**Goal of the exercise**
Set down all of the entries precisely as they were written.
- - -
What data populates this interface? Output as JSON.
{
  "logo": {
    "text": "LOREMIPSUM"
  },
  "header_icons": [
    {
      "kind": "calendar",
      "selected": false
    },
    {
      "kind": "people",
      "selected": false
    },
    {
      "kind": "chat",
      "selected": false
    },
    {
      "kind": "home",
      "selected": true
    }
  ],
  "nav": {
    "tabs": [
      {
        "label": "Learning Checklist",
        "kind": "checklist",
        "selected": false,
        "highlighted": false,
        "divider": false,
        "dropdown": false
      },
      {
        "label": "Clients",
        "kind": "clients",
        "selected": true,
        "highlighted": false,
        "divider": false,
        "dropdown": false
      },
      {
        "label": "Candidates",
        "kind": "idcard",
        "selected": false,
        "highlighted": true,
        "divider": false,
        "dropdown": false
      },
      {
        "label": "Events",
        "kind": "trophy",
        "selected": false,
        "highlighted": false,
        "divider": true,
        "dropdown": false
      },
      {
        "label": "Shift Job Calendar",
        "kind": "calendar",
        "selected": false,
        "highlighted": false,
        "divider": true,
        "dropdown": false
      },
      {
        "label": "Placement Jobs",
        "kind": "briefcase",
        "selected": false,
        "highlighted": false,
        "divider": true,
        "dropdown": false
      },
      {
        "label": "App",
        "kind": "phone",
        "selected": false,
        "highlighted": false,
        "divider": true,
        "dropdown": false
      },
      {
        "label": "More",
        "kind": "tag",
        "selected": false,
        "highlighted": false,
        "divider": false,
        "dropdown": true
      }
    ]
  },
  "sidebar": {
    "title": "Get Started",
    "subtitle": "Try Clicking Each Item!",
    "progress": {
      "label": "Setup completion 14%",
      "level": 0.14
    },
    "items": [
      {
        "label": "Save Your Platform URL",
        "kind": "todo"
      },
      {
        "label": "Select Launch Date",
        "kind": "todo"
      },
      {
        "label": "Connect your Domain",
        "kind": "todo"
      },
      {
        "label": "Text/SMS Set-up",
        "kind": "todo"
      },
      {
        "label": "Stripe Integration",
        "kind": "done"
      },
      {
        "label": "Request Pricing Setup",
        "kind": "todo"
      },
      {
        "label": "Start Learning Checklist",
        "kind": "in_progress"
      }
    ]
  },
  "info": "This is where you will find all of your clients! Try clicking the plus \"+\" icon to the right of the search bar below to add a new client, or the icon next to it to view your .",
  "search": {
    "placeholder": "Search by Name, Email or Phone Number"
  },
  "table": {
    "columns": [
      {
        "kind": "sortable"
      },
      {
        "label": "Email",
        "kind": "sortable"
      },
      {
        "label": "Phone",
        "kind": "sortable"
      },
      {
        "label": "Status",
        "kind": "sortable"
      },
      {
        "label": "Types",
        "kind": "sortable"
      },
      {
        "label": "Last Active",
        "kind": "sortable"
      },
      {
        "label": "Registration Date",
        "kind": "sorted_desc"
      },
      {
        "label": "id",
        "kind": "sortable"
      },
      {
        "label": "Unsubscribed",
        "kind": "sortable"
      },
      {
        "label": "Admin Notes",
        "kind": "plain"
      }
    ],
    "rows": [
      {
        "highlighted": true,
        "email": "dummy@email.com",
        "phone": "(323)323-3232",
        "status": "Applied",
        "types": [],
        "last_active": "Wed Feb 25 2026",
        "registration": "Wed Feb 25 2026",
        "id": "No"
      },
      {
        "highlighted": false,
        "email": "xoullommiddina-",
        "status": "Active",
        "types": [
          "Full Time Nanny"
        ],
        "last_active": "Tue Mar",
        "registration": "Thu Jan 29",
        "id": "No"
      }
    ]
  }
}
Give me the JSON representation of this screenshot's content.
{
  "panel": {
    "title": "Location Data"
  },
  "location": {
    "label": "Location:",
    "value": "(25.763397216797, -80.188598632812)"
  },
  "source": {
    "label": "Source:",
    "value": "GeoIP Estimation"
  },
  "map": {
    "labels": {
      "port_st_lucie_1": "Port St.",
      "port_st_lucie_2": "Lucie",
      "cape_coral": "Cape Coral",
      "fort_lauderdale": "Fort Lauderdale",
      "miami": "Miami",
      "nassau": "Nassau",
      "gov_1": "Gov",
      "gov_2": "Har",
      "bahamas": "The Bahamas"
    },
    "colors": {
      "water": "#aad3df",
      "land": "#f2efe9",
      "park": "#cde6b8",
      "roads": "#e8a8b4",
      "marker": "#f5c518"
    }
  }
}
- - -
**Solution below**
What data populates this interface? Output as JSON.
{
  "logo": {
    "text": "LOREMIPSUM"
  },
  "header_icons": [
    {
      "kind": "calendar",
      "selected": false
    },
    {
      "kind": "people",
      "selected": false
    },
    {
      "kind": "chat",
      "selected": false
    },
    {
      "kind": "home",
      "selected": true
    }
  ],
  "nav": {
    "tabs": [
      {
        "label": "Learning Checklist",
        "kind": "checklist",
        "selected": false,
        "highlighted": false,
        "divider": false,
        "dropdown": false
      },
      {
        "label": "Clients",
        "kind": "clients",
        "selected": true,
        "highlighted": false,
        "divider": false,
        "dropdown": false
      },
      {
        "label": "Candidates",
        "kind": "idcard",
        "selected": false,
        "highlighted": true,
        "divider": false,
        "dropdown": false
      },
      {
        "label": "Events",
        "kind": "trophy",
        "selected": false,
        "highlighted": false,
        "divider": true,
        "dropdown": false
      },
      {
        "label": "Shift Job Calendar",
        "kind": "calendar",
        "selected": false,
        "highlighted": false,
        "divider": true,
        "dropdown": false
      },
      {
        "label": "Placement Jobs",
        "kind": "briefcase",
        "selected": false,
        "highlighted": false,
        "divider": true,
        "dropdown": false
      },
      {
        "label": "App",
        "kind": "phone",
        "selected": false,
        "highlighted": false,
        "divider": true,
        "dropdown": false
      },
      {
        "label": "More",
        "kind": "tag",
        "selected": false,
        "highlighted": false,
        "divider": false,
        "dropdown": true
      }
    ]
  },
  "sidebar": {
    "title": "Get Started",
    "subtitle": "Try Clicking Each Item!",
    "progress": {
      "label": "Setup completion 14%",
      "level": 0.14
    },
    "items": [
      {
        "label": "Save Your Platform URL",
        "kind": "todo"
      },
      {
        "label": "Select Launch Date",
        "kind": "todo"
      },
      {
        "label": "Connect your Domain",
        "kind": "todo"
      },
      {
        "label": "Text/SMS Set-up",
        "kind": "todo"
      },
      {
        "label": "Stripe Integration",
        "kind": "done"
      },
      {
        "label": "Request Pricing Setup",
        "kind": "todo"
      },
      {
        "label": "Start Learning Checklist",
        "kind": "in_progress"
      }
    ]
  },
  "info": "This is where you will find all of your clients! Try clicking the plus \"+\" icon to the right of the search bar below to add a new client, or the icon next to it to view your .",
  "search": {
    "placeholder": "Search by Name, Email or Phone Number"
  },
  "table": {
    "columns": [
      {
        "kind": "sortable"
      },
      {
        "label": "Email",
        "kind": "sortable"
      },
      {
        "label": "Phone",
        "kind": "sortable"
      },
      {
        "label": "Status",
        "kind": "sortable"
      },
      {
        "label": "Types",
        "kind": "sortable"
      },
      {
        "label": "Last Active",
        "kind": "sortable"
      },
      {
        "label": "Registration Date",
        "kind": "sorted_desc"
      },
      {
        "label": "id",
        "kind": "sortable"
      },
      {
        "label": "Unsubscribed",
        "kind": "sortable"
      },
      {
        "label": "Admin Notes",
        "kind": "plain"
      }
    ],
    "rows": [
      {
        "highlighted": true,
        "email": "dummy@email.com",
        "phone": "(323)323-3232",
        "status": "Applied",
        "types": [],
        "last_active": "Wed Feb 25 2026",
        "registration": "Wed Feb 25 2026",
        "id": "No"
      },
      {
        "highlighted": false,
        "email": "xoullommiddina-",
        "status": "Active",
        "types": [
          "Full Time Nanny"
        ],
        "last_active": "Tue Mar",
        "registration": "Thu Jan 29",
        "id": "No"
      }
    ]
  }
}
Give me the JSON representation of this screenshot's content.
{
  "panel": {
    "title": "Location Data"
  },
  "location": {
    "label": "Location:",
    "value": "(25.763397216797, -80.188598632812)"
  },
  "source": {
    "label": "Source:",
    "value": "GeoIP Estimation"
  },
  "map": {
    "labels": {
      "port_st_lucie_1": "Port St.",
      "port_st_lucie_2": "Lucie",
      "cape_coral": "Cape Coral",
      "fort_lauderdale": "Fort Lauderdale",
      "miami": "Miami",
      "nassau": "Nassau",
      "gov_1": "Gov",
      "gov_2": "Har",
      "bahamas": "The Bahamas"
    },
    "colors": {
      "water": "#aad3df",
      "land": "#f2efe9",
      "park": "#cde6b8",
      "roads": "#e8a8b4",
      "marker": "#f5c518"
    }
  }
}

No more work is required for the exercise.